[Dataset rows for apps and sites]
--

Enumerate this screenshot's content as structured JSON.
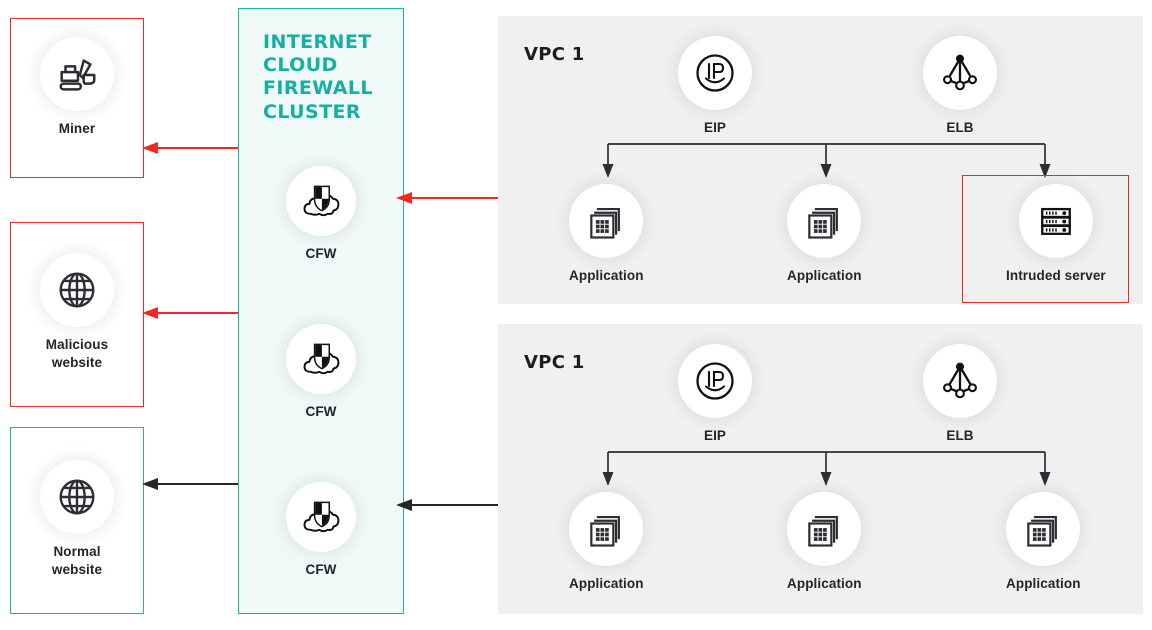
{
  "cluster": {
    "title": "INTERNET\nCLOUD\nFIREWALL\nCLUSTER",
    "accent_color": "#16b0a3",
    "fill_color": "#effaf8",
    "nodes": [
      {
        "label": "CFW",
        "icon": "cloud-shield-icon"
      },
      {
        "label": "CFW",
        "icon": "cloud-shield-icon"
      },
      {
        "label": "CFW",
        "icon": "cloud-shield-icon"
      }
    ]
  },
  "threat_targets": [
    {
      "label": "Miner",
      "icon": "excavator-icon",
      "border_color": "#ee2a24",
      "status": "malicious"
    },
    {
      "label": "Malicious\nwebsite",
      "icon": "globe-icon",
      "border_color": "#ee2a24",
      "status": "malicious"
    },
    {
      "label": "Normal\nwebsite",
      "icon": "globe-icon",
      "border_color": "#1db3a6",
      "status": "normal"
    }
  ],
  "vpcs": [
    {
      "title": "VPC 1",
      "gateway": {
        "label": "EIP",
        "icon": "eip-icon"
      },
      "balancer": {
        "label": "ELB",
        "icon": "elb-icon"
      },
      "instances": [
        {
          "label": "Application",
          "icon": "application-icon",
          "highlighted": false
        },
        {
          "label": "Application",
          "icon": "application-icon",
          "highlighted": false
        },
        {
          "label": "Intruded server",
          "icon": "server-rack-icon",
          "highlighted": true,
          "highlight_color": "#ee2a24"
        }
      ]
    },
    {
      "title": "VPC 1",
      "gateway": {
        "label": "EIP",
        "icon": "eip-icon"
      },
      "balancer": {
        "label": "ELB",
        "icon": "elb-icon"
      },
      "instances": [
        {
          "label": "Application",
          "icon": "application-icon",
          "highlighted": false
        },
        {
          "label": "Application",
          "icon": "application-icon",
          "highlighted": false
        },
        {
          "label": "Application",
          "icon": "application-icon",
          "highlighted": false
        }
      ]
    }
  ],
  "flows": [
    {
      "name": "vpc1-to-cluster",
      "color": "#ee2a24",
      "direction": "left"
    },
    {
      "name": "cluster-to-miner",
      "color": "#ee2a24",
      "direction": "left"
    },
    {
      "name": "cluster-to-malicious-website",
      "color": "#ee2a24",
      "direction": "left"
    },
    {
      "name": "vpc2-to-cluster",
      "color": "#262626",
      "direction": "left"
    },
    {
      "name": "cluster-to-normal-website",
      "color": "#262626",
      "direction": "left"
    }
  ],
  "colors": {
    "red": "#ee2a24",
    "teal": "#1db3a6",
    "dark": "#262626",
    "panel_gray": "#f0f0f0"
  }
}
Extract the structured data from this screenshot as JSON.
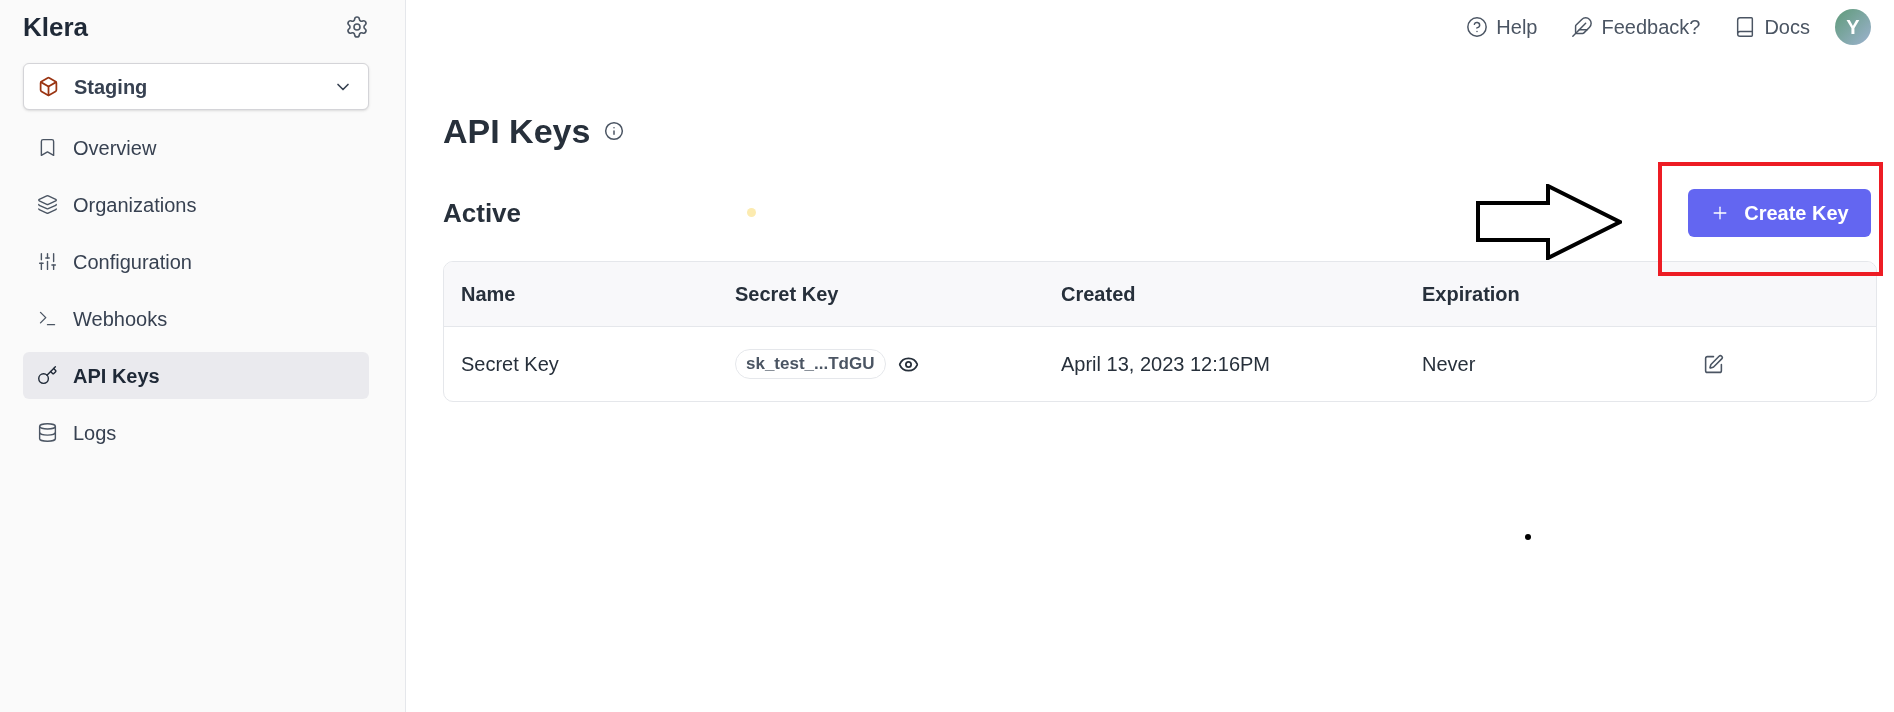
{
  "sidebar": {
    "brand": "Klera",
    "environment": {
      "label": "Staging"
    },
    "items": [
      {
        "label": "Overview",
        "selected": false
      },
      {
        "label": "Organizations",
        "selected": false
      },
      {
        "label": "Configuration",
        "selected": false
      },
      {
        "label": "Webhooks",
        "selected": false
      },
      {
        "label": "API Keys",
        "selected": true
      },
      {
        "label": "Logs",
        "selected": false
      }
    ]
  },
  "header": {
    "links": [
      {
        "label": "Help"
      },
      {
        "label": "Feedback?"
      },
      {
        "label": "Docs"
      }
    ],
    "avatar": {
      "initial": "Y"
    }
  },
  "page": {
    "title": "API Keys",
    "section": "Active",
    "create_button": "Create Key"
  },
  "table": {
    "columns": [
      "Name",
      "Secret Key",
      "Created",
      "Expiration"
    ],
    "rows": [
      {
        "name": "Secret Key",
        "secret_key": "sk_test_...TdGU",
        "created": "April 13, 2023 12:16PM",
        "expiration": "Never"
      }
    ]
  }
}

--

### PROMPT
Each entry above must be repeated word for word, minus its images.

### REPLY TO THE TASK
Enumerate this screenshot's content as structured JSON.
{
  "cluster": {
    "title": "INTERNET\nCLOUD\nFIREWALL\nCLUSTER",
    "accent_color": "#16b0a3",
    "fill_color": "#effaf8",
    "nodes": [
      {
        "label": "CFW",
        "icon": "cloud-shield-icon"
      },
      {
        "label": "CFW",
        "icon": "cloud-shield-icon"
      },
      {
        "label": "CFW",
        "icon": "cloud-shield-icon"
      }
    ]
  },
  "threat_targets": [
    {
      "label": "Miner",
      "icon": "excavator-icon",
      "border_color": "#ee2a24",
      "status": "malicious"
    },
    {
      "label": "Malicious\nwebsite",
      "icon": "globe-icon",
      "border_color": "#ee2a24",
      "status": "malicious"
    },
    {
      "label": "Normal\nwebsite",
      "icon": "globe-icon",
      "border_color": "#1db3a6",
      "status": "normal"
    }
  ],
  "vpcs": [
    {
      "title": "VPC 1",
      "gateway": {
        "label": "EIP",
        "icon": "eip-icon"
      },
      "balancer": {
        "label": "ELB",
        "icon": "elb-icon"
      },
      "instances": [
        {
          "label": "Application",
          "icon": "application-icon",
          "highlighted": false
        },
        {
          "label": "Application",
          "icon": "application-icon",
          "highlighted": false
        },
        {
          "label": "Intruded server",
          "icon": "server-rack-icon",
          "highlighted": true,
          "highlight_color": "#ee2a24"
        }
      ]
    },
    {
      "title": "VPC 1",
      "gateway": {
        "label": "EIP",
        "icon": "eip-icon"
      },
      "balancer": {
        "label": "ELB",
        "icon": "elb-icon"
      },
      "instances": [
        {
          "label": "Application",
          "icon": "application-icon",
          "highlighted": false
        },
        {
          "label": "Application",
          "icon": "application-icon",
          "highlighted": false
        },
        {
          "label": "Application",
          "icon": "application-icon",
          "highlighted": false
        }
      ]
    }
  ],
  "flows": [
    {
      "name": "vpc1-to-cluster",
      "color": "#ee2a24",
      "direction": "left"
    },
    {
      "name": "cluster-to-miner",
      "color": "#ee2a24",
      "direction": "left"
    },
    {
      "name": "cluster-to-malicious-website",
      "color": "#ee2a24",
      "direction": "left"
    },
    {
      "name": "vpc2-to-cluster",
      "color": "#262626",
      "direction": "left"
    },
    {
      "name": "cluster-to-normal-website",
      "color": "#262626",
      "direction": "left"
    }
  ],
  "colors": {
    "red": "#ee2a24",
    "teal": "#1db3a6",
    "dark": "#262626",
    "panel_gray": "#f0f0f0"
  }
}
Extract the structured data from this screenshot as JSON.
{
  "sidebar": {
    "brand": "Klera",
    "environment": {
      "label": "Staging"
    },
    "items": [
      {
        "label": "Overview",
        "selected": false
      },
      {
        "label": "Organizations",
        "selected": false
      },
      {
        "label": "Configuration",
        "selected": false
      },
      {
        "label": "Webhooks",
        "selected": false
      },
      {
        "label": "API Keys",
        "selected": true
      },
      {
        "label": "Logs",
        "selected": false
      }
    ]
  },
  "header": {
    "links": [
      {
        "label": "Help"
      },
      {
        "label": "Feedback?"
      },
      {
        "label": "Docs"
      }
    ],
    "avatar": {
      "initial": "Y"
    }
  },
  "page": {
    "title": "API Keys",
    "section": "Active",
    "create_button": "Create Key"
  },
  "table": {
    "columns": [
      "Name",
      "Secret Key",
      "Created",
      "Expiration"
    ],
    "rows": [
      {
        "name": "Secret Key",
        "secret_key": "sk_test_...TdGU",
        "created": "April 13, 2023 12:16PM",
        "expiration": "Never"
      }
    ]
  }
}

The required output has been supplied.